People of Northwest Public Radio
Thu October 25, 2012
Obama Will Become First President To Cast His Ballot Early
Originally published on Thu October 25, 2012 2:34 pm
Update at 5:19 p.m. ET. Obama Votes In Chicago:
After joking with some of the poll workers in Chicago, President Obama cast his ballot today, becoming the first president in history to vote early.
When Obama handed his license to the poll worker, he joked that they should ignore the fact that he has no grey hair in the picture. The poll worker actually checked if the picture on his ID matched the face.
After geting a little help to finalize his electronic vote, Obama said his vote showed just how easy and convenient the process was.
"I can't tell you who I voted for," Obama said to laughs.
Our Original Post Continues:
President Obama will take a moment from his current campaign schedule to cast his ballot in his hometown of Chicago today. First lady Michelle Obama also voted early, sending her ballot by mail Wednesday.
The vote will make Obama the first president in history to cast an early ballot.
In an email to reporters, the Obama campaign said the president was voting early "to promote the ease, convenience, and importance of voting."
USA Today adds that the president pushed early voting during his campaign stops today. The paper reports:
"After the Virginia strop, Obama planned to set an example by flying to Chicago to cast his own early ballot.
"'I can't tell you who I'm voting for — it"s a secret ballot,' Obama joked in Virginia, the sixth of eight stops on his national tour. But he added that another early voter — first lady Michelle Obama — 'said she voted for me.'"
As with everything this close to a general election, the politics of Obama's early vote are being dissected.
The Hill, for example, points out that the Obama campaign and the Romney campaign are bickering over who has the advantage so far in early voting. The Obama campaign issued a memo "claiming to be well ahead of Romney among early voters in the critical battleground state of Ohio."

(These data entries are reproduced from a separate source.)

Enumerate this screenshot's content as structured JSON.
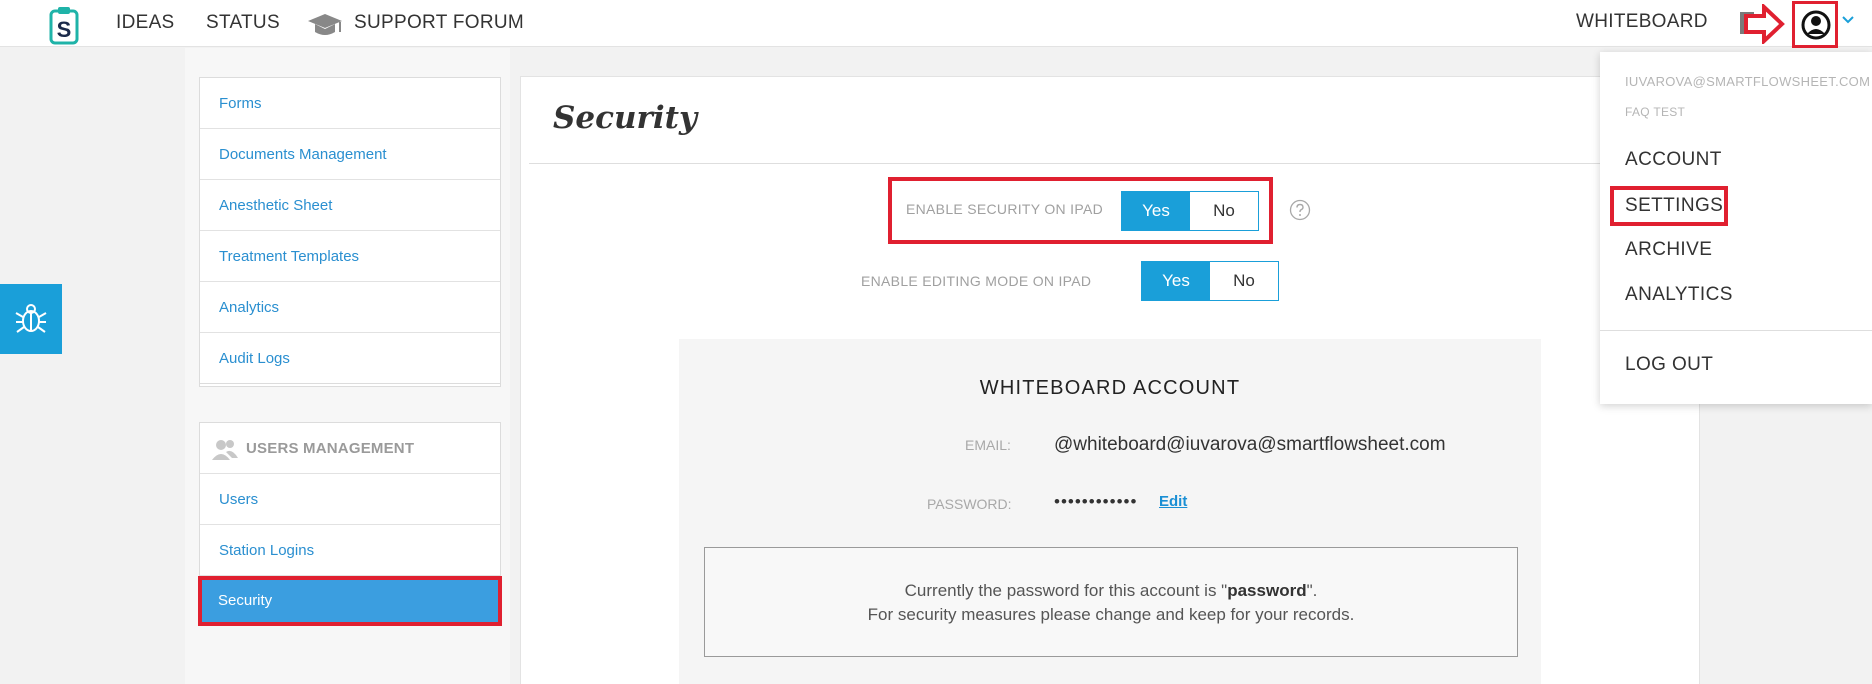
{
  "topnav": {
    "logo_letter": "S",
    "ideas": "IDEAS",
    "status": "STATUS",
    "support_forum": "SUPPORT FORUM",
    "whiteboard": "WHITEBOARD"
  },
  "sidebar": {
    "items": [
      {
        "label": "Forms"
      },
      {
        "label": "Documents Management"
      },
      {
        "label": "Anesthetic Sheet"
      },
      {
        "label": "Treatment Templates"
      },
      {
        "label": "Analytics"
      },
      {
        "label": "Audit Logs"
      }
    ],
    "users_section": {
      "heading": "USERS MANAGEMENT",
      "items": [
        {
          "label": "Users"
        },
        {
          "label": "Station Logins"
        },
        {
          "label": "Security"
        }
      ]
    }
  },
  "main": {
    "title": "Security",
    "enable_security": {
      "label": "ENABLE SECURITY ON IPAD",
      "yes": "Yes",
      "no": "No",
      "selected": "Yes"
    },
    "enable_editing": {
      "label": "ENABLE EDITING MODE ON IPAD",
      "yes": "Yes",
      "no": "No",
      "selected": "Yes"
    },
    "whiteboard_account": {
      "title": "WHITEBOARD ACCOUNT",
      "email_label": "EMAIL:",
      "email_value": "@whiteboard@iuvarova@smartflowsheet.com",
      "password_label": "PASSWORD:",
      "password_value": "••••••••••••",
      "edit_link": "Edit",
      "note_prefix": "Currently the password for this account is \"",
      "note_password": "password",
      "note_suffix": "\".",
      "note_line2": "For security measures please change and keep for your records."
    }
  },
  "dropdown": {
    "email": "IUVAROVA@SMARTFLOWSHEET.COM",
    "subtitle": "FAQ TEST",
    "account": "ACCOUNT",
    "settings": "SETTINGS",
    "archive": "ARCHIVE",
    "analytics": "ANALYTICS",
    "logout": "LOG OUT"
  },
  "colors": {
    "accent": "#1a9fd9",
    "link": "#2a8fd0",
    "highlight_red": "#e02030",
    "active_sidebar": "#3b9ee0"
  }
}
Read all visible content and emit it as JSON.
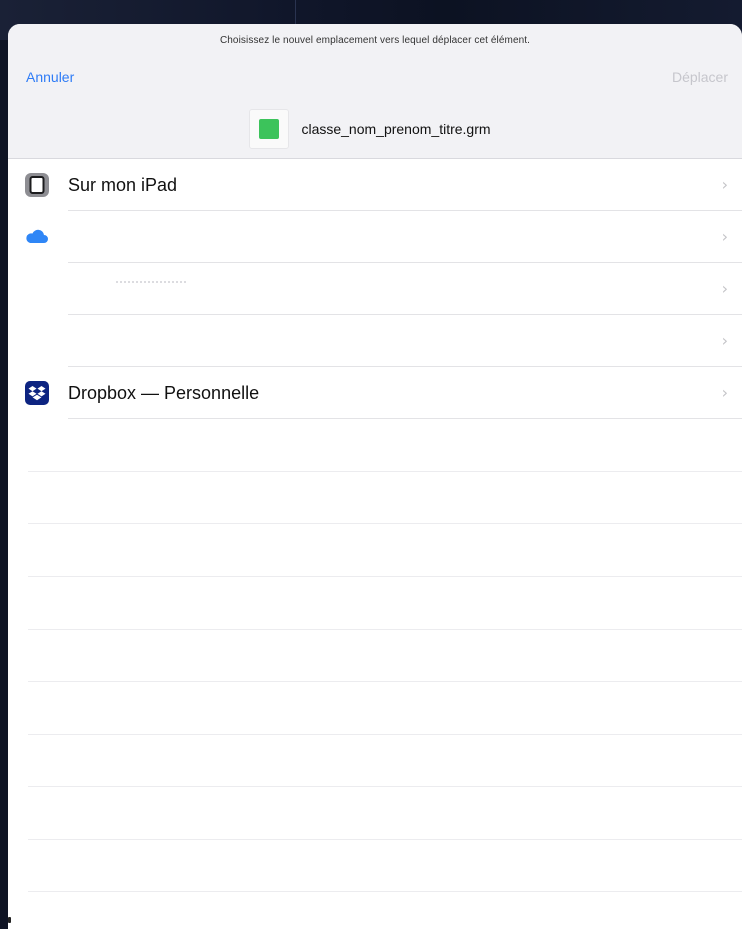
{
  "header": {
    "prompt": "Choisissez le nouvel emplacement vers lequel déplacer cet élément.",
    "cancel_label": "Annuler",
    "move_label": "Déplacer",
    "file_name": "classe_nom_prenom_titre.grm",
    "file_icon": "green-document-icon"
  },
  "locations": [
    {
      "label": "Sur mon iPad",
      "icon": "ipad-icon"
    },
    {
      "label": "",
      "icon": "icloud-icon"
    },
    {
      "label": "",
      "icon": ""
    },
    {
      "label": "",
      "icon": ""
    },
    {
      "label": "Dropbox — Personnelle",
      "icon": "dropbox-icon"
    }
  ],
  "chevron": "›",
  "colors": {
    "accent": "#2f7cf6",
    "disabled": "#c6c6cc",
    "header_bg": "#f2f2f5",
    "dropbox": "#0d2481",
    "file_green": "#3cc35b"
  }
}
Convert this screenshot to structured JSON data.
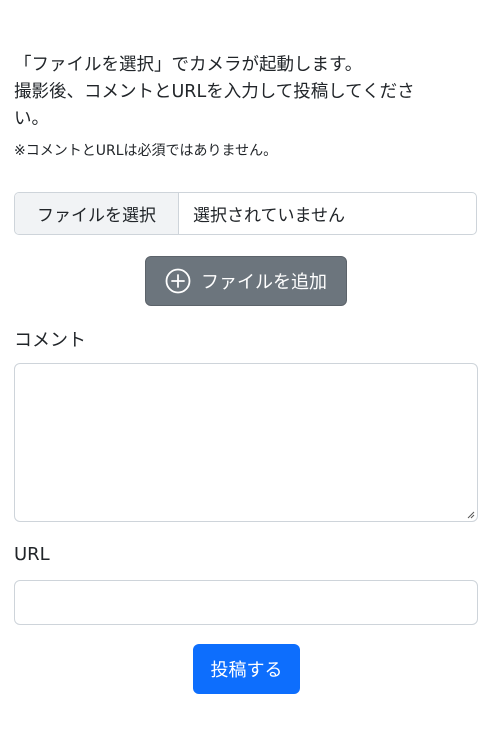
{
  "intro": {
    "line1": "「ファイルを選択」でカメラが起動します。",
    "line2": "撮影後、コメントとURLを入力して投稿してくださ",
    "line3": "い。",
    "note": "※コメントとURLは必須ではありません。"
  },
  "file_input": {
    "button_label": "ファイルを選択",
    "status": "選択されていません"
  },
  "add_file_button": {
    "label": "ファイルを追加",
    "icon": "plus-circle-icon"
  },
  "comment": {
    "label": "コメント",
    "value": ""
  },
  "url": {
    "label": "URL",
    "value": ""
  },
  "submit_button": {
    "label": "投稿する"
  },
  "colors": {
    "secondary": "#6c757d",
    "primary": "#0d6efd",
    "border": "#ced4da"
  }
}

The Republican National Committee responded by saying the memo was "panicked" and "argued that Republicans have been shrinking the president's lead in Ohio early voting."